As Mayor Kevin Faulconer has urged City Council members to line up behind an array of new city-funded homelessness programs, he’s consistently encountered a demand from fellow city leaders.
Instead of approving one-off initiatives and projects, they argue, San Diego needs a clear, comprehensive strategy guiding all of its homelessness efforts.
“A lot of the programs that have been coming forward (are) reactionary, and I’ve not really seen a holistic approach in where we’re going,” City Council President Georgette Gómez said before a vote to extend contracts  with shelter providers last year. “We’re just reacting, having a piecemeal type of a program moving forward.”
Faulconer seemed to take a shot at that approach in his State of the City address when he said, “I am not going to tell a veteran sleeping in a park, or a family living out of their car, that they should wait for the government to do another study while they spend another night in the cold!”
Yet the plan to create a plan was set in motion, and it’s set to drop soon. A lot will be riding on it.
Early this year, the Housing Commission finalized a $183,900 contract with nonprofit Corporation for Supportive Housing to establish an overarching vision for addressing homelessness that includes short, medium and long-term action items to better aid homeless San Diegans.
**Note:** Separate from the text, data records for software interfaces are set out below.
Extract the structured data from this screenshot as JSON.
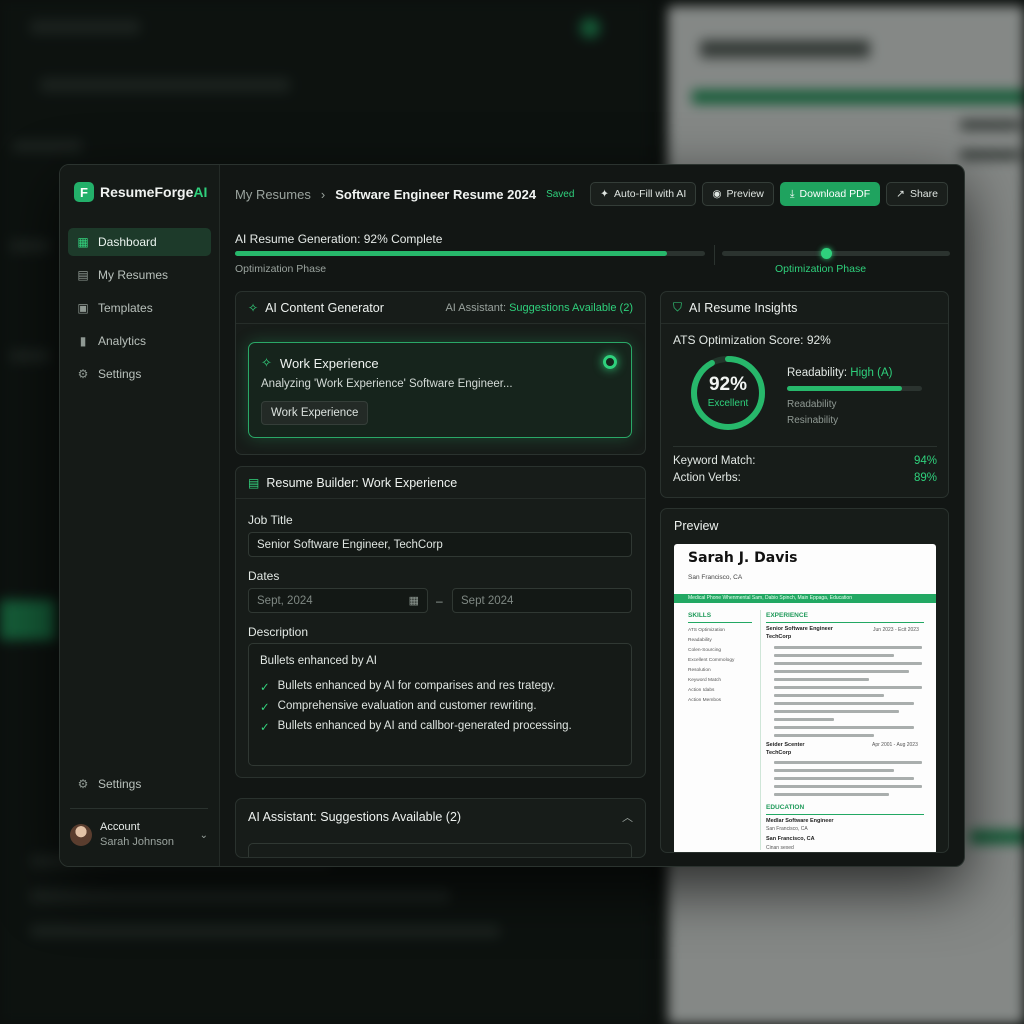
{
  "app": {
    "name_main": "ResumeForge",
    "name_accent": "AI",
    "logo_letter": "F"
  },
  "sidebar": {
    "items": [
      {
        "label": "Dashboard",
        "icon": "grid-icon"
      },
      {
        "label": "My Resumes",
        "icon": "document-icon"
      },
      {
        "label": "Templates",
        "icon": "layout-icon"
      },
      {
        "label": "Analytics",
        "icon": "bar-chart-icon"
      },
      {
        "label": "Settings",
        "icon": "gear-icon"
      }
    ],
    "bottom_settings": "Settings",
    "account_title": "Account",
    "account_name": "Sarah Johnson"
  },
  "header": {
    "crumb_parent": "My Resumes",
    "crumb_current": "Software Engineer Resume 2024",
    "saved": "Saved",
    "autofill": "Auto-Fill with AI",
    "preview": "Preview",
    "download": "Download PDF",
    "share": "Share"
  },
  "progress": {
    "title": "AI Resume Generation: 92% Complete",
    "value": 0.92,
    "phase_left": "Optimization Phase",
    "phase_right": "Optimization Phase"
  },
  "generator": {
    "title": "AI Content Generator",
    "assistant_prefix": "AI Assistant: ",
    "assistant_status": "Suggestions Available (2)",
    "box_title": "Work Experience",
    "box_sub": "Analyzing 'Work Experience' Software Engineer...",
    "box_tag": "Work Experience"
  },
  "builder": {
    "title": "Resume Builder: Work Experience",
    "job_label": "Job Title",
    "job_value": "Senior Software Engineer, TechCorp",
    "dates_label": "Dates",
    "date_start": "Sept, 2024",
    "date_end": "Sept 2024",
    "dash": "–",
    "desc_label": "Description",
    "desc_head": "Bullets enhanced by AI",
    "bullets": [
      "Bullets enhanced by AI for comparises and res trategy.",
      "Comprehensive evaluation and customer rewriting.",
      "Bullets enhanced by AI and callbor-generated processing."
    ]
  },
  "suggestions": {
    "title": "AI Assistant: Suggestions Available (2)"
  },
  "insights": {
    "title": "AI Resume Insights",
    "ats": "ATS Optimization Score: 92%",
    "score_value": "92%",
    "score_fraction": 0.92,
    "score_label": "Excellent",
    "readability_prefix": "Readability: ",
    "readability_value": "High (A)",
    "readability_fraction": 0.85,
    "read_sub1": "Readability",
    "read_sub2": "Resinability",
    "keyword_label": "Keyword Match:",
    "keyword_value": "94%",
    "verbs_label": "Action Verbs:",
    "verbs_value": "89%"
  },
  "preview": {
    "title": "Preview",
    "name": "Sarah J. Davis",
    "location": "San Francisco, CA",
    "band": "Medical Phone Whenmental Sam, Dabio Spinch, Main Eppaga, Education",
    "skills_title": "SKILLS",
    "skills": [
      "ATS Optimization",
      "Readability",
      "Colen-Sourcing",
      "Excellent Commology",
      "Resolution",
      "Keyword Match",
      "Action Idabs",
      "Action Membos"
    ],
    "experience_title": "EXPERIENCE",
    "job1_title": "Senior Software Engineer",
    "job1_company": "TechCorp",
    "job1_dates": "Jun 2023 - Ecit 2023",
    "job2_title": "Seider Scenter",
    "job2_company": "TechCorp",
    "job2_dates": "Apr 2001 - Aug 2023",
    "education_title": "EDUCATION",
    "edu_title": "Medlar Software Engineer",
    "edu_loc": "San Francisco, CA",
    "edu2_loc": "San Francisco, CA",
    "edu2_sub": "Cinan sexed"
  },
  "colors": {
    "accent": "#2fd07c",
    "primary_button": "#1fa35f",
    "background": "#121614"
  }
}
City leaders have demanded that the plan include actionable items and identify the dollar figures necessary to dramatically reduce homelessness.
Consultants from the group have spent months crunching numbers and meeting with dozens of homeless San Diegans, local government officials and homeless service providers to evaluate the city’s homeless service system and hash out proposed strategies to reduce homelessness.
“I don’t just want it to be a pretty document that reads well,” Gómez said in July. “I’m looking for direction and I want to support that.”
In the past eight months, Corporation for Supportive Housing senior policy adviser Ann Oliva and vice president Liz Drapa have calculated the city’s estimated homeless housing needs and explored shorter-term measures the city can take to lessen the suffering of those on the street.
“We took an approach that tried to balance those two things so we’re addressing both crisis response as well as permanent housing,” Oliva said during a presentation to the Regional Task Force on the Homeless board last month.
Keely Halsey, the city’s chief of homelessness strategies and housing liaison, said the city is also expecting the plan to include analyses of existing programs and a breakdown of funding needed to better assist homeless San Diegans – plus a to-do list of sorts.
“We requested that (the plan) contain not only general policies, but specific tasks that can be executed and adapted in order to reduce homelessness,” Halsey wrote in a statement. “The report will not be the last step, and we are ready to keep taking action with our partners and find a sustainable source of funding to implement ideas from the report.”
Lara Gates, Gómez’s policy chief, said the City Council president’s office is mulling the best way for the City Council to monitor progress and how to ensure other initiatives align with it, perhaps as soon as the day the plan goes to City Council.
“This is a long-anticipated plan that needs to help us solve our homelessness crisis and that requires having actionable items that come out of City Council that staff has clear direction on how to move forward,” Gates said.
The plan could also influence upcoming ballot measures.
Stephen Russell of the San Diego Housing Federation, which is rallying behind a possible November 2020 property tax measure  to fund thousands of new affordable homes, said his group considers the upcoming plan a key guide for its measure. The organization may adjust its housing production plan to better match the affordable  and supportive housing units  called for in the plan.
“We’d like to use it as a template for the expenditure plan for our bond measure,” Russell said.
Faulconer and the coalition behind a March 2020 measure  to raise hotel taxes to expand the Convention Center and invest in homeless services and road repairs may also take cues from the plan as they try to sell the measure.
While the hotel-tax measure defers to the mayor and other city leaders  on decisions about how to address homelessness, the plan is designed to give Faulconer and others in-depth input from policy experts about how to improve the city’s homelessness response.
Housing Commission CEO Rick Gentry has said that informing efforts that aim to pull in more new money to address homelessness is a key goal of the plan and that the plan can and should adjust as needs – and resources – change.
“Although this is a roadmap, it is not an atlas. It’s a GPS and it’s going to be variable based on road conditions and the biggest one is going to be what kind of money’s available,” Gentry said last month. “But what it will be will be a guide to local policymakers on what resources are needed and what we can do with the resources and of course, we can only do what we can do with the resources.”
Interested in learning more about the homelessness plan and what it will take to implement it? Join me at Politifest  on Oct. 26 for a discussion with Ann Oliva, Keely Halsey, Regional Task Force on the Homeless CEO Tamera Kohler and Padres general partner Peter Seidler, who helped lead a movement to provide more shelter beds for homeless San Diegans.